- Task prompt:
Copy each line below that has "acquisition".

- Input data:

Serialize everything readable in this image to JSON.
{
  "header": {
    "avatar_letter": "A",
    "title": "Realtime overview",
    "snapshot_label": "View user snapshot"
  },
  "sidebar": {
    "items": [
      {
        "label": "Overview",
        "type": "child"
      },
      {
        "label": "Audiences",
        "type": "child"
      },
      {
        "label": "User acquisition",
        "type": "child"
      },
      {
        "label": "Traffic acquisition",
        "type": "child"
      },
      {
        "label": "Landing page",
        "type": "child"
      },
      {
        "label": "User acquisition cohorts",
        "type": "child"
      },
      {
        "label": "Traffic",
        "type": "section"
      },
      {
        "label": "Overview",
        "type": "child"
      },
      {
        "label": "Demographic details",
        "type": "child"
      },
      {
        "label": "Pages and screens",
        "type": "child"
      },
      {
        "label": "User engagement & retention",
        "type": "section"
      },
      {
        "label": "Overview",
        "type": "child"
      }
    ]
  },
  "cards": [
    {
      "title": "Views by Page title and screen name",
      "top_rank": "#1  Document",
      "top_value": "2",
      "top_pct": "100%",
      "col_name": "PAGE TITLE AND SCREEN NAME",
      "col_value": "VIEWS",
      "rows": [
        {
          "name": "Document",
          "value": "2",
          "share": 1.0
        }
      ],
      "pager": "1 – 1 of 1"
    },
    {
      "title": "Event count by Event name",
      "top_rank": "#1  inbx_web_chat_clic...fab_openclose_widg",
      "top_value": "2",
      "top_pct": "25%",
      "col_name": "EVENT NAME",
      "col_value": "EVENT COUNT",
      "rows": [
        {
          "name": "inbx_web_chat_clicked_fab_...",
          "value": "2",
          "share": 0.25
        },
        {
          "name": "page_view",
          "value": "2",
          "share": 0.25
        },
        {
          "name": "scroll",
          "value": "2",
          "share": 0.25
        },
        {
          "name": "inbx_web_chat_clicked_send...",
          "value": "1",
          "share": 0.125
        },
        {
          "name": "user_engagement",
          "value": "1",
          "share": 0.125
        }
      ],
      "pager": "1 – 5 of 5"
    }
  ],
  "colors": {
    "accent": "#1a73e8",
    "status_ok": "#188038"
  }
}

- Result of this task:
        "label": "User acquisition",
        "label": "Traffic acquisition",
        "label": "User acquisition cohorts",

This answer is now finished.